Any E-muff connoisseur will tell you that the most important aspect of the bread is its nooks & crannies (I was an early adopter of the newsgroup alt.emuff.nooks.crannies, but only because I thought it meant something else). The interior of your muffin should be craggy, a veritable repository for butter, jams, and hollandaise. This is accomplished through rise times, so you may choose to opt out of some—for instance, I don’t always allow my dough to rest overnight in the fridge if I’m in a hurry—but your muffin might be slightly less . . .cranny? I wanna say cranny.
Colours of the world, spice up your life*, every boy and every girl, spice up your life—with the following recipe for English Muffins. It’ll have you speaking in badly accented gibberish in no time.
*The Spice Girls are probably Britain’s greatest export since the toothbrush. I will fight you.
- ¾ cup flour
- ½ cup water
- ½ teaspoon active dry yeast
- 1 cup milk, whole or 2%
- 1 teaspoon active dry or instant yeast
- 2 tablespoons sugar
- 1 egg, lightly beaten
- 1 teaspoon salt
- 3 cups flour
- Semolina or cornmeal for dusting
- Make the poolish: Mix the flour, water, and yeast together in a large mixing bowl until glossy. Cover and allow to sit for at least two hours but up to twelve before continuing to the next step. Poolish should be bubbly before proceeding.
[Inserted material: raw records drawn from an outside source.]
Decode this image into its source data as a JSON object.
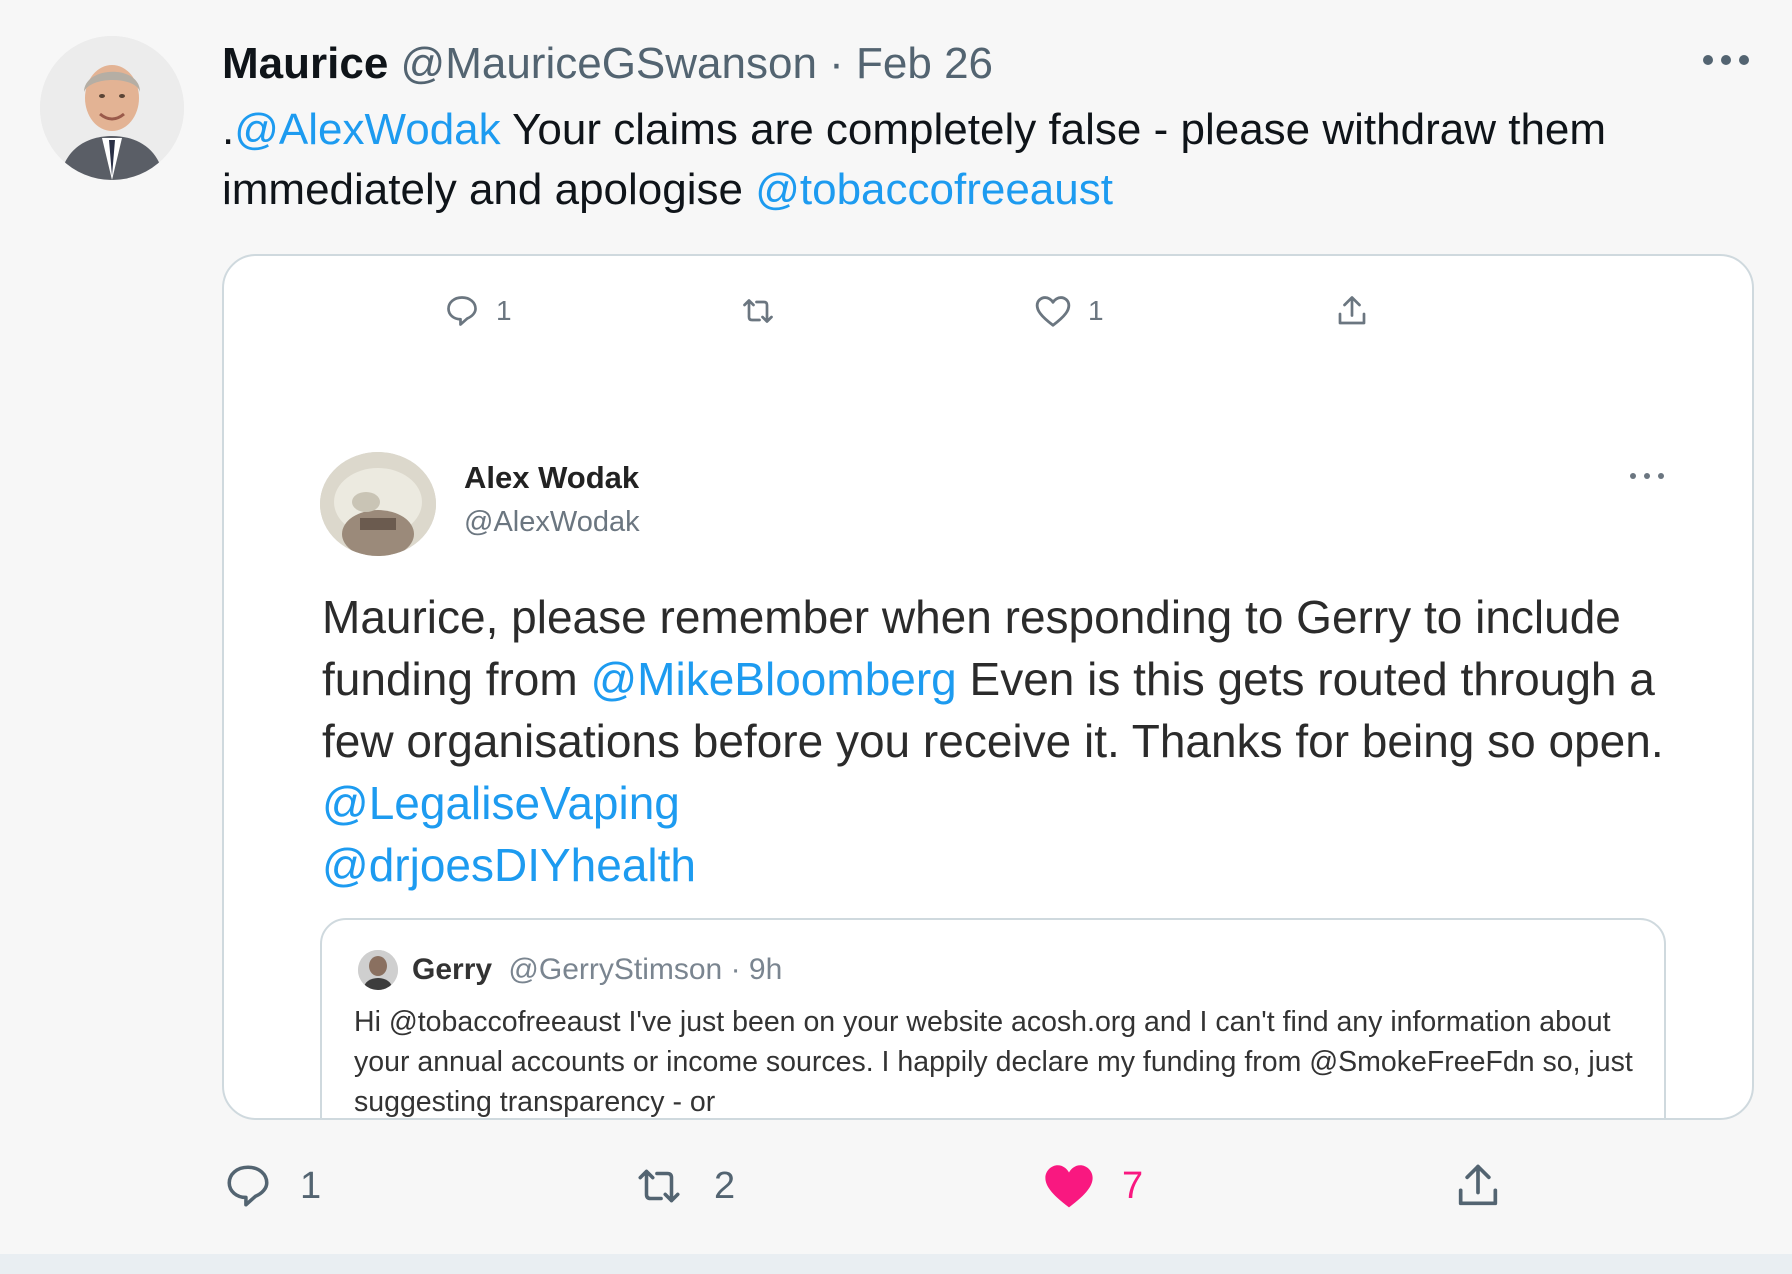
{
  "tweet": {
    "author_name": "Maurice",
    "author_handle": "@MauriceGSwanson",
    "separator": "·",
    "date": "Feb 26",
    "more_label": "More",
    "text_prefix": ".",
    "mention_1": "@AlexWodak",
    "text_body": " Your claims are completely false - please withdraw them immediately and apologise ",
    "mention_2": "@tobaccofreeaust"
  },
  "embedded_screenshot": {
    "actions": {
      "reply_count": "1",
      "retweet_count": "",
      "like_count": "1"
    },
    "author_name": "Alex Wodak",
    "author_handle": "@AlexWodak",
    "text_part_1": "Maurice, please remember when responding to Gerry to include funding from ",
    "mention_1": "@MikeBloomberg",
    "text_part_2": " Even is this gets routed through a few organisations before you receive it. Thanks for being so open. ",
    "mention_2": "@LegaliseVaping",
    "mention_3": "@drjoesDIYhealth",
    "quoted": {
      "author_name": "Gerry",
      "author_handle": "@GerryStimson · 9h",
      "text": "Hi @tobaccofreeaust I've just been on your website acosh.org and I can't find any information about your annual accounts or income sources. I happily declare my funding from @SmokeFreeFdn so, just suggesting transparency - or"
    }
  },
  "actions": {
    "reply_count": "1",
    "retweet_count": "2",
    "like_count": "7",
    "like_color": "#f91880",
    "icon_color": "#536471"
  },
  "colors": {
    "link": "#1d9bf0",
    "background": "#f7f7f7",
    "card_border": "#cfd9de"
  }
}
- In the bowl of a stand mixer fitted with the hook attachment, combine the milk and yeast for the dough before incorporating the poolish with a whisk. Mixture will be frothy.
- Add the sugar, beaten egg, and salt to the bowl and incorporate with a whisk. Add 3 cups flour and mix until a shaggy dough forms.
- Using the hook attachment of your mixer, knead the dough until it comes together as a shiny, smooth ball—about 7-8 minutes.
- Transfer the dough to a lightly oiled bowl and let rise until doubled in size, about two hours. Alternatively, you can allow the dough to rest in the refrigerator overnight (and up to 3 days). Longer resting times mean more nooks and crannies in the finished muffin.
- Turn the dough out onto a work surface and divide into 12 equal pieces using a dough scraper (I’m a sucker for precision so used my kitchen scale to divide evenly). Shape into smooth balls.
- Dust a baking sheet with semolina or cornmeal and place muffins there for an additional rise until doubled in size, 1-2 hours.
- Warm a large, heavy-bottomed skillet over medium heat. Melt a tablespoon of butter and begin cooking your muffins. Each muffin will require about 5-6 minutes on each side.
- Serve immediately. Store in an airtight container at room temperature for 3-5 days, depending on humidity.